We're going to be heading down to Belize for some Bonefish/Permit/Tarpon fishing in early April. We have the gear for Bones/Permit (8-10 wts.), but I've never fished for Tarpon before; so I'm short on that gear (read "short" as "I don't have any"). The outfit that we're going with, Turneffe Flats, recommends a 12 wt. rod. Any suggestions? It's not going to get a lot of use, but I'd like to have the right gear for this species.
Sage Xi3 1291-4 - This is the model without the foregrip.
Scott S4S 9012/4
Tough call on the two rods. Both feel like an 11 weight when I cast them, but they build up line speed like a 12. I think that the Sage may have a tad more butt stiffness which might make for better lifting or putting the big hurt on a fish. I would probably have to recast them to give myself a reminder.

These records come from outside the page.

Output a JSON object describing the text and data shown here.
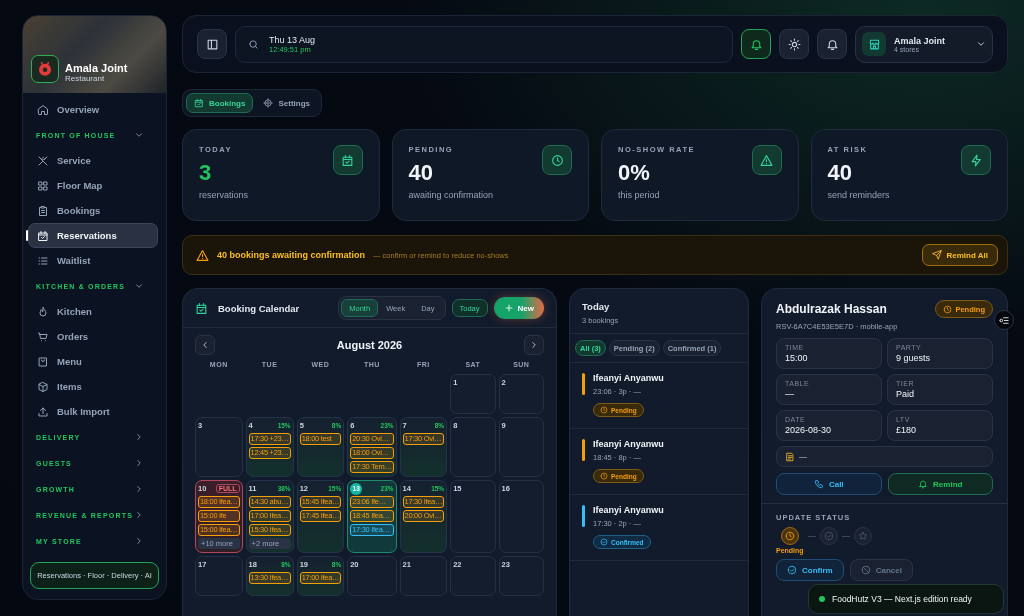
{
  "sidebar": {
    "brand": {
      "name": "Amala Joint",
      "subtitle": "Restaurant"
    },
    "items": [
      {
        "kind": "link",
        "label": "Overview",
        "selected": false
      },
      {
        "kind": "section",
        "label": "FRONT OF HOUSE",
        "expanded": true
      },
      {
        "kind": "link",
        "label": "Service",
        "selected": false
      },
      {
        "kind": "link",
        "label": "Floor Map",
        "selected": false
      },
      {
        "kind": "link",
        "label": "Bookings",
        "selected": false
      },
      {
        "kind": "link",
        "label": "Reservations",
        "selected": true
      },
      {
        "kind": "link",
        "label": "Waitlist",
        "selected": false
      },
      {
        "kind": "section",
        "label": "KITCHEN & ORDERS",
        "expanded": true
      },
      {
        "kind": "link",
        "label": "Kitchen",
        "selected": false
      },
      {
        "kind": "link",
        "label": "Orders",
        "selected": false
      },
      {
        "kind": "link",
        "label": "Menu",
        "selected": false
      },
      {
        "kind": "link",
        "label": "Items",
        "selected": false
      },
      {
        "kind": "link",
        "label": "Bulk Import",
        "selected": false
      },
      {
        "kind": "section",
        "label": "DELIVERY",
        "expanded": false
      },
      {
        "kind": "section",
        "label": "GUESTS",
        "expanded": false
      },
      {
        "kind": "section",
        "label": "GROWTH",
        "expanded": false
      },
      {
        "kind": "section",
        "label": "REVENUE & REPORTS",
        "expanded": false
      },
      {
        "kind": "section",
        "label": "MY STORE",
        "expanded": false
      }
    ],
    "footer": "Reservations · Floor · Delivery · AI"
  },
  "topbar": {
    "date": "Thu 13 Aug",
    "time": "12:49:51 pm",
    "store": {
      "name": "Amala Joint",
      "detail": "4 stores"
    }
  },
  "tabs": [
    {
      "label": "Bookings",
      "selected": true
    },
    {
      "label": "Settings",
      "selected": false
    }
  ],
  "stats": [
    {
      "label": "TODAY",
      "value": "3",
      "caption": "reservations",
      "color": "#22c55e"
    },
    {
      "label": "PENDING",
      "value": "40",
      "caption": "awaiting confirmation",
      "color": "#f1f5f9"
    },
    {
      "label": "NO-SHOW RATE",
      "value": "0%",
      "caption": "this period",
      "color": "#f1f5f9"
    },
    {
      "label": "AT RISK",
      "value": "40",
      "caption": "send reminders",
      "color": "#f1f5f9"
    }
  ],
  "alert": {
    "title": "40 bookings awaiting confirmation",
    "detail": "— confirm or remind to reduce no-shows",
    "action": "Remind All"
  },
  "calendar": {
    "title": "Booking Calendar",
    "views": [
      {
        "label": "Month",
        "selected": true
      },
      {
        "label": "Week",
        "selected": false
      },
      {
        "label": "Day",
        "selected": false
      }
    ],
    "today_button": "Today",
    "new_button": "New",
    "month": "August 2026",
    "weekdays": [
      "MON",
      "TUE",
      "WED",
      "THU",
      "FRI",
      "SAT",
      "SUN"
    ],
    "weeks": [
      [
        {
          "kind": "empty"
        },
        {
          "kind": "empty"
        },
        {
          "kind": "empty"
        },
        {
          "kind": "empty"
        },
        {
          "kind": "empty"
        },
        {
          "day": "1",
          "full": false,
          "today": false
        },
        {
          "day": "2",
          "full": false,
          "today": false
        }
      ],
      [
        {
          "day": "3",
          "full": false,
          "today": false
        },
        {
          "day": "4",
          "occupancy": "15%",
          "full": false,
          "today": false,
          "events": [
            {
              "text": "17:30 +23…",
              "color": "#f59e0b"
            },
            {
              "text": "12:45 +23…",
              "color": "#f59e0b"
            }
          ]
        },
        {
          "day": "5",
          "occupancy": "8%",
          "full": false,
          "today": false,
          "events": [
            {
              "text": "18:00 test",
              "color": "#f59e0b"
            }
          ]
        },
        {
          "day": "6",
          "occupancy": "23%",
          "full": false,
          "today": false,
          "events": [
            {
              "text": "20:30 Ovi…",
              "color": "#f59e0b"
            },
            {
              "text": "18:00 Ovi…",
              "color": "#f59e0b"
            },
            {
              "text": "17:30 Tem…",
              "color": "#f59e0b"
            }
          ]
        },
        {
          "day": "7",
          "occupancy": "8%",
          "full": false,
          "today": false,
          "events": [
            {
              "text": "17:30 Ovi…",
              "color": "#f59e0b"
            }
          ]
        },
        {
          "day": "8",
          "full": false,
          "today": false
        },
        {
          "day": "9",
          "full": false,
          "today": false
        }
      ],
      [
        {
          "day": "10",
          "badge": "FULL",
          "full": true,
          "today": false,
          "events": [
            {
              "text": "18:00 Ifea…",
              "color": "#f59e0b"
            },
            {
              "text": "15:00 Ife",
              "color": "#f59e0b"
            },
            {
              "text": "15:00 Ifea…",
              "color": "#f59e0b"
            }
          ],
          "more": "+10 more"
        },
        {
          "day": "11",
          "occupancy": "38%",
          "full": false,
          "today": false,
          "events": [
            {
              "text": "14:30 abu…",
              "color": "#f59e0b"
            },
            {
              "text": "17:00 Ifea…",
              "color": "#f59e0b"
            },
            {
              "text": "15:30 Ifea…",
              "color": "#f59e0b"
            }
          ],
          "more": "+2 more"
        },
        {
          "day": "12",
          "occupancy": "15%",
          "full": false,
          "today": false,
          "events": [
            {
              "text": "15:45 Ifea…",
              "color": "#f59e0b"
            },
            {
              "text": "17:45 Ifea…",
              "color": "#f59e0b"
            }
          ]
        },
        {
          "day": "13",
          "occupancy": "23%",
          "full": false,
          "today": true,
          "events": [
            {
              "text": "23:06 Ife…",
              "color": "#f59e0b"
            },
            {
              "text": "18:45 Ifea…",
              "color": "#f59e0b"
            },
            {
              "text": "17:30 Ifea…",
              "color": "#38bdf8"
            }
          ]
        },
        {
          "day": "14",
          "occupancy": "15%",
          "full": false,
          "today": false,
          "events": [
            {
              "text": "17:30 Ifea…",
              "color": "#f59e0b"
            },
            {
              "text": "20:00 Ovi…",
              "color": "#f59e0b"
            }
          ]
        },
        {
          "day": "15",
          "full": false,
          "today": false
        },
        {
          "day": "16",
          "full": false,
          "today": false
        }
      ],
      [
        {
          "day": "17",
          "full": false,
          "today": false
        },
        {
          "day": "18",
          "occupancy": "8%",
          "full": false,
          "today": false,
          "events": [
            {
              "text": "13:30 Ifea…",
              "color": "#f59e0b"
            }
          ]
        },
        {
          "day": "19",
          "occupancy": "8%",
          "full": false,
          "today": false,
          "events": [
            {
              "text": "17:00 Ifea…",
              "color": "#f59e0b"
            }
          ]
        },
        {
          "day": "20",
          "full": false,
          "today": false
        },
        {
          "day": "21",
          "full": false,
          "today": false
        },
        {
          "day": "22",
          "full": false,
          "today": false
        },
        {
          "day": "23",
          "full": false,
          "today": false
        }
      ]
    ]
  },
  "today": {
    "title": "Today",
    "subtitle": "3 bookings",
    "filters": [
      {
        "label": "All (3)",
        "selected": true
      },
      {
        "label": "Pending (2)",
        "selected": false
      },
      {
        "label": "Confirmed (1)",
        "selected": false
      }
    ],
    "bookings": [
      {
        "name": "Ifeanyi Anyanwu",
        "meta": "23:06 · 3p · —",
        "kind": "pending",
        "status_label": "Pending"
      },
      {
        "name": "Ifeanyi Anyanwu",
        "meta": "18:45 · 8p · —",
        "kind": "pending",
        "status_label": "Pending"
      },
      {
        "name": "Ifeanyi Anyanwu",
        "meta": "17:30 · 2p · —",
        "kind": "confirmed",
        "status_label": "Confirmed"
      }
    ]
  },
  "details": {
    "name": "Abdulrazak Hassan",
    "kind": "pending",
    "status_label": "Pending",
    "reference": "RSV-6A7C4E53E5E7D · mobile-app",
    "fields": [
      {
        "label": "TIME",
        "value": "15:00"
      },
      {
        "label": "PARTY",
        "value": "9 guests"
      },
      {
        "label": "TABLE",
        "value": "—"
      },
      {
        "label": "TIER",
        "value": "Paid"
      },
      {
        "label": "DATE",
        "value": "2026-08-30"
      },
      {
        "label": "LTV",
        "value": "£180"
      }
    ],
    "note": "—",
    "call": "Call",
    "remind": "Remind",
    "update_heading": "UPDATE STATUS",
    "steps": [
      {
        "kind": "pending",
        "label": "Pending",
        "selected": true
      },
      {
        "kind": "confirmed",
        "selected": false
      },
      {
        "kind": "seated",
        "selected": false
      }
    ],
    "confirm": "Confirm",
    "cancel": "Cancel"
  },
  "toast": {
    "text": "FoodHutz V3 — Next.js edition ready"
  }
}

Thanks MP. I poked around Sage's website last night and had a look at the Xi-3 (same model that you recommended; the one without the foregrip). I have an Xi-2 in a 9 wt. and a 10 wt. and like both of them. I also have a Scott A3 9 wt. that I use for Stripers and that I like better than the Xi-2 for that purpose; making me, likely, a minority of 1.
So, the S4S has me interested. But, for some reason, I can't get into Scott's website (??). Also, there aren't a whole lot of dealers up here in the Poconos that carry Scott (this is Sage/Winston country; mostly small stream trout fishing; like the Catskills).

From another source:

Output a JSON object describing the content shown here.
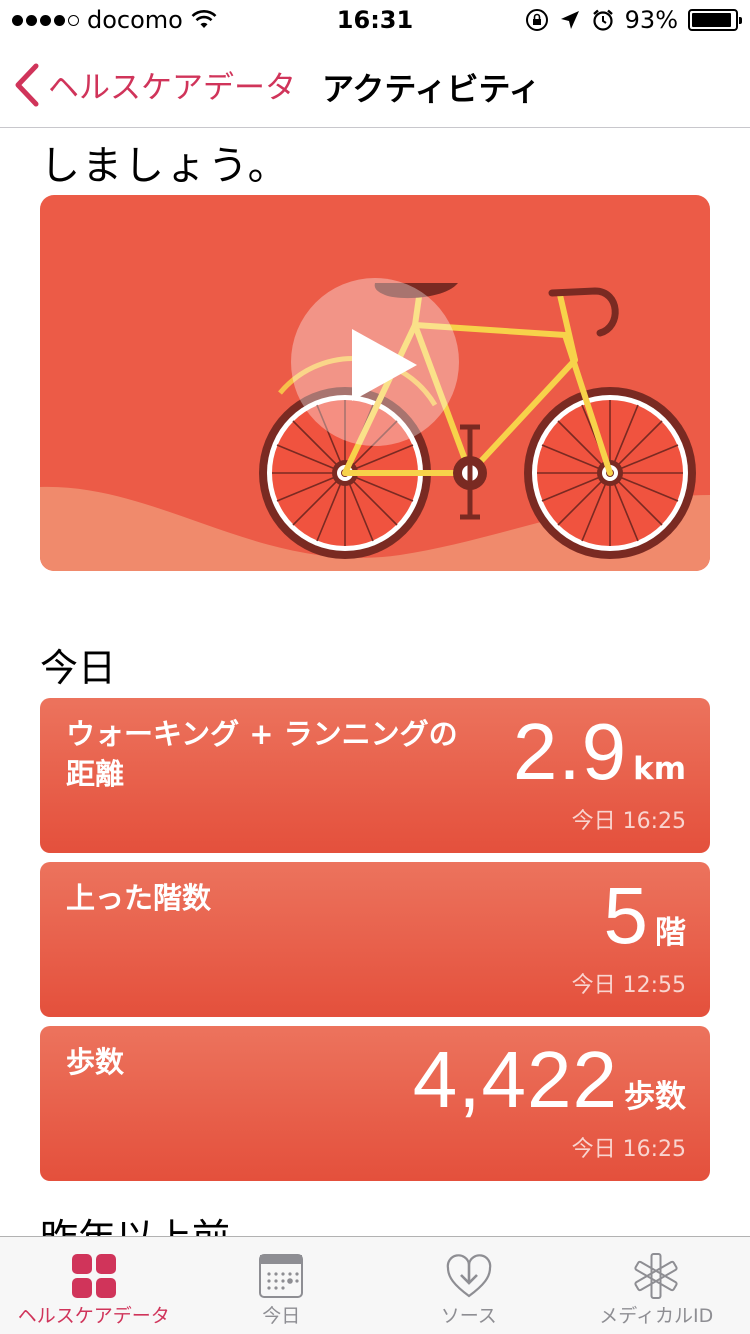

Since it won't be a rod you use a lot check out the Redington CPX. You will save a bunch of money that can be used for a reel. The CPX 12wt is only 4.9ozs. So it would be lighter than the Sage Xi3. For occasional use it may be a good fit. Give Todd a call and see what he thinks (937) 434-8472. You know he sells both Sage and Redington.
I have never fished there but did a little research and it seems some lodges recommend 10wt rods. Most of the Belize Tarpon are smaller than 70lbs.
I have heard the same as Frank, that the tarpon are rarely huge down there. I would just use a 10 wt. if that is true.
In Florida during migration, we get some enormous fish, and unless you are the only fisherman on the skiff, it is not very considerate to the other angler to use less than a 12 wt.
Fish over 130-140 lbs often do not jump more than once or twice, and the battle even with a 12 with foregrip can be a protracted, and boring ordeal - even for the angler with the fish on- especially if you haven't much experience fighting one and are nervous about the tippet popping.
Tarpon flies are not real wind resistant so that's not an issue.
If getting a 12 wt., I would highly recommend one with a forgrip.
While I don't disagree with any of the above suggestions, I'll just suggest a prioritization of parts based on scale. The rod is important, and I wouldn't suggest taking anything too cheap, but the reel is of greater importance when battling fish like this. I would suggest you get a great reel first, line second and rod third. Something like a Ross Momentum, SA Sharkskin, and a Redington RS4 seems ideal to me, for a lower budget package.
That said, a Xi3, Abel Super 12, and Sharkskin would work quite well also.
(Last tip- 11wts can sometimes be found cheap due to them being a bit of an oddball, and that might be perfect for where you're headed)
During my lunch break, I recasted the Sage Xi3 (no foregrip) against the Scott S4S. Both rods cast a line beautifully. As I mentioned in an earlier reply, the Sage has a tad more butt stiffness. It's very subtle though.
Back in the fall, I casted the Xi3 12 weights with and without the foregrip. I prefer the model without the foregrip. For me, I can cast a line straighter. The model with the foregrip caused my casts to curve off to the left.
The foregrip for the Xi3 is an extention of the main grip. It appears that Sage has followed suit to that of Winston and Orvis. It is a one piece unit rather than a two piece unit like that on the Xi2.
I contacted my local fly shop yesterday and I'm going in this weekend to cast the Xi-3 12 wt. The owner said that he never really cared for the Xi or the Xi-2 blanks; too stiff. I tend to agree with that. I can cast my Xi-2 rods; a 9 wt. and a 10 wt., but they're not pleasant and I get a distinct "tug" at the end of both the forward and back casts when I'm chucking anything heavy or wind-resistant. He said that the Xi-3 is a much smoother blank, so I'm looking forward to giving it a try.
I'd like to do the comparison that MP has done, but I can't source a Scott S4S rod; as I said earlier, no one around here sells them.